"People just don't get in these cars and do well," said Enders, who's been racing for seven years in Pro Stock. "What he did, I think that speaks volumes for how good a driver he really is. You see people work years and years and years and not be able to do this."
People just don't get in these cars and do well. What he did, I think that speaks volumes for how good a driver he really is. You see people work years and years and years and not be able to do this.” -- Erica Enders on Kurt Busch's NHRA pro debut
Busch's endeavor might just be getting started, too.

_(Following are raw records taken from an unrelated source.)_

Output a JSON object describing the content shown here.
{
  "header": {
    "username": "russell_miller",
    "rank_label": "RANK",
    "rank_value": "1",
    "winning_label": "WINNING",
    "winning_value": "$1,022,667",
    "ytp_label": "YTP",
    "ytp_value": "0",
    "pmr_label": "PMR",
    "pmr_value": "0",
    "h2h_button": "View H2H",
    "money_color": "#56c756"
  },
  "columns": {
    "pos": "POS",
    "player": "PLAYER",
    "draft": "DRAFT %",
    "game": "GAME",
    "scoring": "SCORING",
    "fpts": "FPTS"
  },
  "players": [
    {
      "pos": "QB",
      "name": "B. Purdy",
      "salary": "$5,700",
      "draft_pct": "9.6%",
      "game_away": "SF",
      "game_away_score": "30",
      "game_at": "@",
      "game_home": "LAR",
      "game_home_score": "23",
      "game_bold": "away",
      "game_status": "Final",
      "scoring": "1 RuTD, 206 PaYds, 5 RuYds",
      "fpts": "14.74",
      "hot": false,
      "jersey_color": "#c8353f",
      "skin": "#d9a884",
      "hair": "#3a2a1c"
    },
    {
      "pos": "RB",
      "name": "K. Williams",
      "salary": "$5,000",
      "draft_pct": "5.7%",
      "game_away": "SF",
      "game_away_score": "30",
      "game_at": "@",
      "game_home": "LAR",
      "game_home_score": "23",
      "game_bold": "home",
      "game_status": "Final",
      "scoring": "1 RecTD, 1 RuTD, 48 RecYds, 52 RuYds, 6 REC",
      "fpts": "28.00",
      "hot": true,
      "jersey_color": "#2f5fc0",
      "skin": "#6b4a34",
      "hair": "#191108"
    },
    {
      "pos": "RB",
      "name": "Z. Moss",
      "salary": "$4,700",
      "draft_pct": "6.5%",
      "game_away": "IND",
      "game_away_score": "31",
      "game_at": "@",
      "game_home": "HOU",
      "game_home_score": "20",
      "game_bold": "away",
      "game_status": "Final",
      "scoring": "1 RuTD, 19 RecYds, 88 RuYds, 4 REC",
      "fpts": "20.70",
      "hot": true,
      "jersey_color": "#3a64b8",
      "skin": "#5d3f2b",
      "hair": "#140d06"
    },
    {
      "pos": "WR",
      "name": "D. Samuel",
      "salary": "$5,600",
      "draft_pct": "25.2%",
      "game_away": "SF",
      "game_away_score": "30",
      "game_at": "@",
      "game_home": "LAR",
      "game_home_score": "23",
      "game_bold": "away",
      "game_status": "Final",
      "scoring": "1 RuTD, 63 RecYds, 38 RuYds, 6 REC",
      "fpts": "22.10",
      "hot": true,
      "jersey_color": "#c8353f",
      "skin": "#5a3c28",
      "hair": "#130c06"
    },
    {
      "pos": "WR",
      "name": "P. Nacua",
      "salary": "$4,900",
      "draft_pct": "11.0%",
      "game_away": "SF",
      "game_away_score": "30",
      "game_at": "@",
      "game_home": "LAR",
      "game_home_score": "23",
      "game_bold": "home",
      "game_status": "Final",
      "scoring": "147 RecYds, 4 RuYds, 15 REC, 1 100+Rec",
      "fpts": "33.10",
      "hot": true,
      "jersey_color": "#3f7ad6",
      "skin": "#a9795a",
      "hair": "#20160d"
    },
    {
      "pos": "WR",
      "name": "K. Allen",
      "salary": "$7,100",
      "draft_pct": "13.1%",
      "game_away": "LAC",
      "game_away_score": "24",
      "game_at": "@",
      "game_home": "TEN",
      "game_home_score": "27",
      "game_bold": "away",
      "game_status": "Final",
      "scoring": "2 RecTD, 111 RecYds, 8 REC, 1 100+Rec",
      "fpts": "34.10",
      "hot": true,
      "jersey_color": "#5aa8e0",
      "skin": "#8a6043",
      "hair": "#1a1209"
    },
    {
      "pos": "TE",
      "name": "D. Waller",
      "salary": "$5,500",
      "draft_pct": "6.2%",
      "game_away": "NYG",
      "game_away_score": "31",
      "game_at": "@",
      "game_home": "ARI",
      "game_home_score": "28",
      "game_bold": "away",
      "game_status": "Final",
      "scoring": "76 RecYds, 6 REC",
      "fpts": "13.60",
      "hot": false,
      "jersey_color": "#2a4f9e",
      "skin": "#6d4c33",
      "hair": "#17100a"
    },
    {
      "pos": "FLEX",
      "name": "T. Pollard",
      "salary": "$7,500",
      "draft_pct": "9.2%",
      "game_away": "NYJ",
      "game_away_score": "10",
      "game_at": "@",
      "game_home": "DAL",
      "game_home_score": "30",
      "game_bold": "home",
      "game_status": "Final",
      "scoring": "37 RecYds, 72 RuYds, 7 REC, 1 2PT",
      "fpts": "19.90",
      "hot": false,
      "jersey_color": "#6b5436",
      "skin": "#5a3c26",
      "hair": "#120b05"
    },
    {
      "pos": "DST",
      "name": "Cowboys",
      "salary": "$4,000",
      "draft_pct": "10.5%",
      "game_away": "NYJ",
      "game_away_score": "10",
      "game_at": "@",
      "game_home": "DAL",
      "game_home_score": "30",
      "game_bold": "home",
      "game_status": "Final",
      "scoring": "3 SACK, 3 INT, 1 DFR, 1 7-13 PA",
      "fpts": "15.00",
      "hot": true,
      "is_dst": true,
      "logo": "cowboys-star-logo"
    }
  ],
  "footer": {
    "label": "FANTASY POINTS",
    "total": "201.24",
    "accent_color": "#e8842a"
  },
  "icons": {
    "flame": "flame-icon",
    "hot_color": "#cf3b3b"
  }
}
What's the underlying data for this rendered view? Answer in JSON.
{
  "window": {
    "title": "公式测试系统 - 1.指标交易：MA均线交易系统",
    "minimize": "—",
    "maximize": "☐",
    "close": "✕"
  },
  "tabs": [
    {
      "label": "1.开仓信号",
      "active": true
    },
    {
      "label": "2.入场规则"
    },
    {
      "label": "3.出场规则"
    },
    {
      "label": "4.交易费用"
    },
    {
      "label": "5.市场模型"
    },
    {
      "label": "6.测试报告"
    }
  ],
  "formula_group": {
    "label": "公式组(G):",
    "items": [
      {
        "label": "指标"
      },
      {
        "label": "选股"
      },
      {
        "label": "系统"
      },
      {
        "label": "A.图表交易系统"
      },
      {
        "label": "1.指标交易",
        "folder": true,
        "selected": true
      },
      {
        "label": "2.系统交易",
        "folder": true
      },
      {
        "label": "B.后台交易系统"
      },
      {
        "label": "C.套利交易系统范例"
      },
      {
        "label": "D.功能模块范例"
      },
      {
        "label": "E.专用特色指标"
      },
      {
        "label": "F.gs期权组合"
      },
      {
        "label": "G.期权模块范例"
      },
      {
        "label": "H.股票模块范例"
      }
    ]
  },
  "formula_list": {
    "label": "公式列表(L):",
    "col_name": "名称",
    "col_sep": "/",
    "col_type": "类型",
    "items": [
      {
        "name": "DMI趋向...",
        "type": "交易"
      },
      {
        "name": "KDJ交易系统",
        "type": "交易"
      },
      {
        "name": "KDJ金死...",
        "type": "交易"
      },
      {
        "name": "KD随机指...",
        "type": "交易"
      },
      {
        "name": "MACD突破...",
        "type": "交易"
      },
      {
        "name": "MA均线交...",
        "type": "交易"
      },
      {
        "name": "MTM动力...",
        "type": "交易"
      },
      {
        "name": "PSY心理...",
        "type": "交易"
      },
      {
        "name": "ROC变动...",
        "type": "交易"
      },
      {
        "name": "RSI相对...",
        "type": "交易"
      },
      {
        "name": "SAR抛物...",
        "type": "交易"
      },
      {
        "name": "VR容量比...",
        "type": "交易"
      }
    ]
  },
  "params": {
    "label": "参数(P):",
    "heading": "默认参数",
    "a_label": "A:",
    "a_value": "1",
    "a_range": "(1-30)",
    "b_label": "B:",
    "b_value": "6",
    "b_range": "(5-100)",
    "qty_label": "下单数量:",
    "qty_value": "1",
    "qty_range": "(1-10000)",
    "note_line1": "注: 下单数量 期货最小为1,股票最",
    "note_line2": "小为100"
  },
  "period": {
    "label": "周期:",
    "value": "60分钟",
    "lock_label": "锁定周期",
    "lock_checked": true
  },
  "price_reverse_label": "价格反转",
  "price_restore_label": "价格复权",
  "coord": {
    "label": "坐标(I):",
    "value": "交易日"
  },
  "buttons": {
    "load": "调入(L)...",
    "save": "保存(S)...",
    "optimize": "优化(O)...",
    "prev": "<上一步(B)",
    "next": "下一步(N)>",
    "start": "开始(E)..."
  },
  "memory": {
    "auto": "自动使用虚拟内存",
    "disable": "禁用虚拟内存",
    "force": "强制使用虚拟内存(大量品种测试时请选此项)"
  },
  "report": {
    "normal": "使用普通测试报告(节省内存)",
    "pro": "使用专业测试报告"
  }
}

He will take the dragster back to his shop in Charlotte and will spend the next few months deciding whether to enter the NHRA event in Denver in July, the only other race than coincides with an off weekend for Sprint Cup. He said where he ranked in the Cup standings -- he's currently tied with Tony Stewart for the points lead -- would be the deciding factor.
"That's getting close to the cutoff point of when we really need to focus on our Cup points battle," Busch said. "I hope we're in the top five then and there might be that opportunity. If we're right there on the 10th, 11th spot of making our Chase, then that's not going to be the appropriate time to go do that event. Only time will tell."
It also remains to be seen what Busch's appearance will do for NHRA or the sport's third-tier series. Enders said it was a shame that the Pro Stock division typically got five minutes of attention during a two-hour telecast.
"It's just good for our sport and our fans," said 15-time Funny Car series champion John Force. "That little girl did her job and he did his. It's really cool to have the NASCAR kid here."
Busch was equally grateful for the opportunity.
"When you have this high of adrenaline, it's an amazing feeling," he said. "But it's almost like walking the plank each time you go. You're sitting there looking at the water down below, going, 'Am I going to be able to get back on the boat or am I going to have to jump?'
"Getting eliminated first round is tough, but at the same time, the way that we evolved, the way that we advanced through this weekend, to feel more comfortable as a crew, as a driver, it was a fantastic, gratifying experience."
Copyright 2011 by The Associated Press
MORE RACING HEADLINES
- Franchitti planning to still be around racing
- F1 driver Alonso plans to start cycling team
- Celtics owners invest in electric-car race series
- $5.8M settlement in Calif. off-road crash